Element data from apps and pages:
- Opening Delimiter -

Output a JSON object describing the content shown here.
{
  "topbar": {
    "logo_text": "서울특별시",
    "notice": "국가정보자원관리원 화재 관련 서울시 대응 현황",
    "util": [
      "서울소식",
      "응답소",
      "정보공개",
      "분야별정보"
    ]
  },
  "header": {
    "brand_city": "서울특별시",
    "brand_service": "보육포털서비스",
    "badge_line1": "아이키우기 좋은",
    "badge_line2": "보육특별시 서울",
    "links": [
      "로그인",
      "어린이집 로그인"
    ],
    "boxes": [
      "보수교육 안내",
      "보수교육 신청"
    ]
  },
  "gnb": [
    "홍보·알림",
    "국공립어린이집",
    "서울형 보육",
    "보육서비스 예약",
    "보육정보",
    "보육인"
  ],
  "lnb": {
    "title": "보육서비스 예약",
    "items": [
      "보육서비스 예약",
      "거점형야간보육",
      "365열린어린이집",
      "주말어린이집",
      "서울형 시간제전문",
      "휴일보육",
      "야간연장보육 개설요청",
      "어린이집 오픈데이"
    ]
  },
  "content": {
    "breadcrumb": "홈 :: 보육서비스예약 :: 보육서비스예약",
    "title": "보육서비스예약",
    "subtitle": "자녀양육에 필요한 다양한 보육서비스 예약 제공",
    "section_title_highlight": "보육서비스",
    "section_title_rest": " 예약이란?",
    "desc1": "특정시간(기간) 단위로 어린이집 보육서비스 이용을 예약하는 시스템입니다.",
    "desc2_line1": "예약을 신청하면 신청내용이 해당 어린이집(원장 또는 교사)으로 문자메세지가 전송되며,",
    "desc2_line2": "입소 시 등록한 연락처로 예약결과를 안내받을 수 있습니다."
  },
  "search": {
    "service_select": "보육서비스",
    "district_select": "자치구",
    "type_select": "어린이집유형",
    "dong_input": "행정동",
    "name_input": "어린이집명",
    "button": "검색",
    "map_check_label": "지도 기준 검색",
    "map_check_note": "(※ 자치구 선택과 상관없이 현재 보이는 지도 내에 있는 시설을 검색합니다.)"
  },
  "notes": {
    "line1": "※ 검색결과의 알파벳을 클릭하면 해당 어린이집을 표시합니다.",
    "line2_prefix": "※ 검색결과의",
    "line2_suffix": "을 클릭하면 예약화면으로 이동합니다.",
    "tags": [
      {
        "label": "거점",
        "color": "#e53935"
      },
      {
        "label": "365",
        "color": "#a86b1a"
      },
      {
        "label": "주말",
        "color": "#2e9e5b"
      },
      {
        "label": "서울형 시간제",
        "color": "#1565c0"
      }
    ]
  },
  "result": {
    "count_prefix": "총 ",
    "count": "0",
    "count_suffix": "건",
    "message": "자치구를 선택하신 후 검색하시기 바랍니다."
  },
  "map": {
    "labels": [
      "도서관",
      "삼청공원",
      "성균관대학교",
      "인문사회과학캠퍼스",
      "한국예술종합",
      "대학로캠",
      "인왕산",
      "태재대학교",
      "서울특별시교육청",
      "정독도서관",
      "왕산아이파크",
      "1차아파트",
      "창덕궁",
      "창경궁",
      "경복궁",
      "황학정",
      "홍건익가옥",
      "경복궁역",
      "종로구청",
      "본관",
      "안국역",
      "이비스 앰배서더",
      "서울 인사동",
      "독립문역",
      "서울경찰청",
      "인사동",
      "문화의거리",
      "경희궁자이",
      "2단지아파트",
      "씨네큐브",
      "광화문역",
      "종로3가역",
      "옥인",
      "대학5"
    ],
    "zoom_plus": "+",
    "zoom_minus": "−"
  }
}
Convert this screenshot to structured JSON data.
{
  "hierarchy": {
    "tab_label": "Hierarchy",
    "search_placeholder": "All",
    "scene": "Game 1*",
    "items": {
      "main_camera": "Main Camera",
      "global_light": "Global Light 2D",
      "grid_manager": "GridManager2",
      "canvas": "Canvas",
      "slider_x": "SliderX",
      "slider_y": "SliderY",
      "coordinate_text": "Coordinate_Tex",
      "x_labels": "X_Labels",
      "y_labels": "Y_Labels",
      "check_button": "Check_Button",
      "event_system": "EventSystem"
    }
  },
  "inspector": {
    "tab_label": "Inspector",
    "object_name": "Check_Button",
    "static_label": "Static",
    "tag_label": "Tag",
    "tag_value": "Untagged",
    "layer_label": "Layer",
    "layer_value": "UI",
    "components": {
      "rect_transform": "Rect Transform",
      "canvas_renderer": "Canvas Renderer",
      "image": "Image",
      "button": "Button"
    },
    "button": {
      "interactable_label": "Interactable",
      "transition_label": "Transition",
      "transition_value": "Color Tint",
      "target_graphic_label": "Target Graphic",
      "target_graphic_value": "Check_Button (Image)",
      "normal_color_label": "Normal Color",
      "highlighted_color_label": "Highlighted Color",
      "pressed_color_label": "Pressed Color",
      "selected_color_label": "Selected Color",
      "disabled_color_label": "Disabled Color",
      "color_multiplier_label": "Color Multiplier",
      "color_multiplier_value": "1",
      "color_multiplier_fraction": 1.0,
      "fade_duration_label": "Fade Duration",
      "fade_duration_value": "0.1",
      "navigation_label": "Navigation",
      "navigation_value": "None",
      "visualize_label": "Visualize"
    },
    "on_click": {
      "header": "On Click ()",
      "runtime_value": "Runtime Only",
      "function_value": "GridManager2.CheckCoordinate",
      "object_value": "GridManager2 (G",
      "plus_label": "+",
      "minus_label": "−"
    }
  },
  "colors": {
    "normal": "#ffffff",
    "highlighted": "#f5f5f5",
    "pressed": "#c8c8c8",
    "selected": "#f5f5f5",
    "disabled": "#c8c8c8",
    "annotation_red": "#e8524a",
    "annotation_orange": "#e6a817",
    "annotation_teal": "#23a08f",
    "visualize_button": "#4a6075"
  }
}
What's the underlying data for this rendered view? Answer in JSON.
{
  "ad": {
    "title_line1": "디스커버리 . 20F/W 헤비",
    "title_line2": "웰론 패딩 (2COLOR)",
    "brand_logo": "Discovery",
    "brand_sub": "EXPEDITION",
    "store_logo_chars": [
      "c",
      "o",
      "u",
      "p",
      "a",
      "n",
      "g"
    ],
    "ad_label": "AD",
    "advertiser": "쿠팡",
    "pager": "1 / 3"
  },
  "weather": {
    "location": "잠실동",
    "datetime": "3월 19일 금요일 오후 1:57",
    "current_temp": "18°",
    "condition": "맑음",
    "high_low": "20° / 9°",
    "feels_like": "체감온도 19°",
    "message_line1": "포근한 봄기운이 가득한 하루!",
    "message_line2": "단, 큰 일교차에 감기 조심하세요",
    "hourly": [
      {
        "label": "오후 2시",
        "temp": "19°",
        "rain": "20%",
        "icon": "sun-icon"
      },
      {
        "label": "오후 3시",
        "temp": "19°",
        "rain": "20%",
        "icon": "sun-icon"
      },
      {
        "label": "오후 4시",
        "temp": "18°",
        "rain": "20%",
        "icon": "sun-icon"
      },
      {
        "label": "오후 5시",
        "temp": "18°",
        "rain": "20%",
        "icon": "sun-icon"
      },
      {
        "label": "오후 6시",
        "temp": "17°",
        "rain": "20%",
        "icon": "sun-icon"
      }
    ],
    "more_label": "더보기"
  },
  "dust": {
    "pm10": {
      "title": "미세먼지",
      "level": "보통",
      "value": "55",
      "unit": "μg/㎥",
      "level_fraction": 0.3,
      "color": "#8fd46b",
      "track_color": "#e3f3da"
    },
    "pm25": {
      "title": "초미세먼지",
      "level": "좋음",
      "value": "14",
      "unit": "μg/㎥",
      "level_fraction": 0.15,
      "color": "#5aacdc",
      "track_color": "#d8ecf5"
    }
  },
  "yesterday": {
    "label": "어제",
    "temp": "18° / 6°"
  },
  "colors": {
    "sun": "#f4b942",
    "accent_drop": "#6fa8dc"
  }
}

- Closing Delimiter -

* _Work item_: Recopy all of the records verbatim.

* _Answer to the exercise_:
Output a JSON object describing the content shown here.
{
  "topbar": {
    "logo_text": "서울특별시",
    "notice": "국가정보자원관리원 화재 관련 서울시 대응 현황",
    "util": [
      "서울소식",
      "응답소",
      "정보공개",
      "분야별정보"
    ]
  },
  "header": {
    "brand_city": "서울특별시",
    "brand_service": "보육포털서비스",
    "badge_line1": "아이키우기 좋은",
    "badge_line2": "보육특별시 서울",
    "links": [
      "로그인",
      "어린이집 로그인"
    ],
    "boxes": [
      "보수교육 안내",
      "보수교육 신청"
    ]
  },
  "gnb": [
    "홍보·알림",
    "국공립어린이집",
    "서울형 보육",
    "보육서비스 예약",
    "보육정보",
    "보육인"
  ],
  "lnb": {
    "title": "보육서비스 예약",
    "items": [
      "보육서비스 예약",
      "거점형야간보육",
      "365열린어린이집",
      "주말어린이집",
      "서울형 시간제전문",
      "휴일보육",
      "야간연장보육 개설요청",
      "어린이집 오픈데이"
    ]
  },
  "content": {
    "breadcrumb": "홈 :: 보육서비스예약 :: 보육서비스예약",
    "title": "보육서비스예약",
    "subtitle": "자녀양육에 필요한 다양한 보육서비스 예약 제공",
    "section_title_highlight": "보육서비스",
    "section_title_rest": " 예약이란?",
    "desc1": "특정시간(기간) 단위로 어린이집 보육서비스 이용을 예약하는 시스템입니다.",
    "desc2_line1": "예약을 신청하면 신청내용이 해당 어린이집(원장 또는 교사)으로 문자메세지가 전송되며,",
    "desc2_line2": "입소 시 등록한 연락처로 예약결과를 안내받을 수 있습니다."
  },
  "search": {
    "service_select": "보육서비스",
    "district_select": "자치구",
    "type_select": "어린이집유형",
    "dong_input": "행정동",
    "name_input": "어린이집명",
    "button": "검색",
    "map_check_label": "지도 기준 검색",
    "map_check_note": "(※ 자치구 선택과 상관없이 현재 보이는 지도 내에 있는 시설을 검색합니다.)"
  },
  "notes": {
    "line1": "※ 검색결과의 알파벳을 클릭하면 해당 어린이집을 표시합니다.",
    "line2_prefix": "※ 검색결과의",
    "line2_suffix": "을 클릭하면 예약화면으로 이동합니다.",
    "tags": [
      {
        "label": "거점",
        "color": "#e53935"
      },
      {
        "label": "365",
        "color": "#a86b1a"
      },
      {
        "label": "주말",
        "color": "#2e9e5b"
      },
      {
        "label": "서울형 시간제",
        "color": "#1565c0"
      }
    ]
  },
  "result": {
    "count_prefix": "총 ",
    "count": "0",
    "count_suffix": "건",
    "message": "자치구를 선택하신 후 검색하시기 바랍니다."
  },
  "map": {
    "labels": [
      "도서관",
      "삼청공원",
      "성균관대학교",
      "인문사회과학캠퍼스",
      "한국예술종합",
      "대학로캠",
      "인왕산",
      "태재대학교",
      "서울특별시교육청",
      "정독도서관",
      "왕산아이파크",
      "1차아파트",
      "창덕궁",
      "창경궁",
      "경복궁",
      "황학정",
      "홍건익가옥",
      "경복궁역",
      "종로구청",
      "본관",
      "안국역",
      "이비스 앰배서더",
      "서울 인사동",
      "독립문역",
      "서울경찰청",
      "인사동",
      "문화의거리",
      "경희궁자이",
      "2단지아파트",
      "씨네큐브",
      "광화문역",
      "종로3가역",
      "옥인",
      "대학5"
    ],
    "zoom_plus": "+",
    "zoom_minus": "−"
  }
}
Convert this screenshot to structured JSON data.
{
  "hierarchy": {
    "tab_label": "Hierarchy",
    "search_placeholder": "All",
    "scene": "Game 1*",
    "items": {
      "main_camera": "Main Camera",
      "global_light": "Global Light 2D",
      "grid_manager": "GridManager2",
      "canvas": "Canvas",
      "slider_x": "SliderX",
      "slider_y": "SliderY",
      "coordinate_text": "Coordinate_Tex",
      "x_labels": "X_Labels",
      "y_labels": "Y_Labels",
      "check_button": "Check_Button",
      "event_system": "EventSystem"
    }
  },
  "inspector": {
    "tab_label": "Inspector",
    "object_name": "Check_Button",
    "static_label": "Static",
    "tag_label": "Tag",
    "tag_value": "Untagged",
    "layer_label": "Layer",
    "layer_value": "UI",
    "components": {
      "rect_transform": "Rect Transform",
      "canvas_renderer": "Canvas Renderer",
      "image": "Image",
      "button": "Button"
    },
    "button": {
      "interactable_label": "Interactable",
      "transition_label": "Transition",
      "transition_value": "Color Tint",
      "target_graphic_label": "Target Graphic",
      "target_graphic_value": "Check_Button (Image)",
      "normal_color_label": "Normal Color",
      "highlighted_color_label": "Highlighted Color",
      "pressed_color_label": "Pressed Color",
      "selected_color_label": "Selected Color",
      "disabled_color_label": "Disabled Color",
      "color_multiplier_label": "Color Multiplier",
      "color_multiplier_value": "1",
      "color_multiplier_fraction": 1.0,
      "fade_duration_label": "Fade Duration",
      "fade_duration_value": "0.1",
      "navigation_label": "Navigation",
      "navigation_value": "None",
      "visualize_label": "Visualize"
    },
    "on_click": {
      "header": "On Click ()",
      "runtime_value": "Runtime Only",
      "function_value": "GridManager2.CheckCoordinate",
      "object_value": "GridManager2 (G",
      "plus_label": "+",
      "minus_label": "−"
    }
  },
  "colors": {
    "normal": "#ffffff",
    "highlighted": "#f5f5f5",
    "pressed": "#c8c8c8",
    "selected": "#f5f5f5",
    "disabled": "#c8c8c8",
    "annotation_red": "#e8524a",
    "annotation_orange": "#e6a817",
    "annotation_teal": "#23a08f",
    "visualize_button": "#4a6075"
  }
}
What's the underlying data for this rendered view? Answer in JSON.
{
  "ad": {
    "title_line1": "디스커버리 . 20F/W 헤비",
    "title_line2": "웰론 패딩 (2COLOR)",
    "brand_logo": "Discovery",
    "brand_sub": "EXPEDITION",
    "store_logo_chars": [
      "c",
      "o",
      "u",
      "p",
      "a",
      "n",
      "g"
    ],
    "ad_label": "AD",
    "advertiser": "쿠팡",
    "pager": "1 / 3"
  },
  "weather": {
    "location": "잠실동",
    "datetime": "3월 19일 금요일 오후 1:57",
    "current_temp": "18°",
    "condition": "맑음",
    "high_low": "20° / 9°",
    "feels_like": "체감온도 19°",
    "message_line1": "포근한 봄기운이 가득한 하루!",
    "message_line2": "단, 큰 일교차에 감기 조심하세요",
    "hourly": [
      {
        "label": "오후 2시",
        "temp": "19°",
        "rain": "20%",
        "icon": "sun-icon"
      },
      {
        "label": "오후 3시",
        "temp": "19°",
        "rain": "20%",
        "icon": "sun-icon"
      },
      {
        "label": "오후 4시",
        "temp": "18°",
        "rain": "20%",
        "icon": "sun-icon"
      },
      {
        "label": "오후 5시",
        "temp": "18°",
        "rain": "20%",
        "icon": "sun-icon"
      },
      {
        "label": "오후 6시",
        "temp": "17°",
        "rain": "20%",
        "icon": "sun-icon"
      }
    ],
    "more_label": "더보기"
  },
  "dust": {
    "pm10": {
      "title": "미세먼지",
      "level": "보통",
      "value": "55",
      "unit": "μg/㎥",
      "level_fraction": 0.3,
      "color": "#8fd46b",
      "track_color": "#e3f3da"
    },
    "pm25": {
      "title": "초미세먼지",
      "level": "좋음",
      "value": "14",
      "unit": "μg/㎥",
      "level_fraction": 0.15,
      "color": "#5aacdc",
      "track_color": "#d8ecf5"
    }
  },
  "yesterday": {
    "label": "어제",
    "temp": "18° / 6°"
  },
  "colors": {
    "sun": "#f4b942",
    "accent_drop": "#6fa8dc"
  }
}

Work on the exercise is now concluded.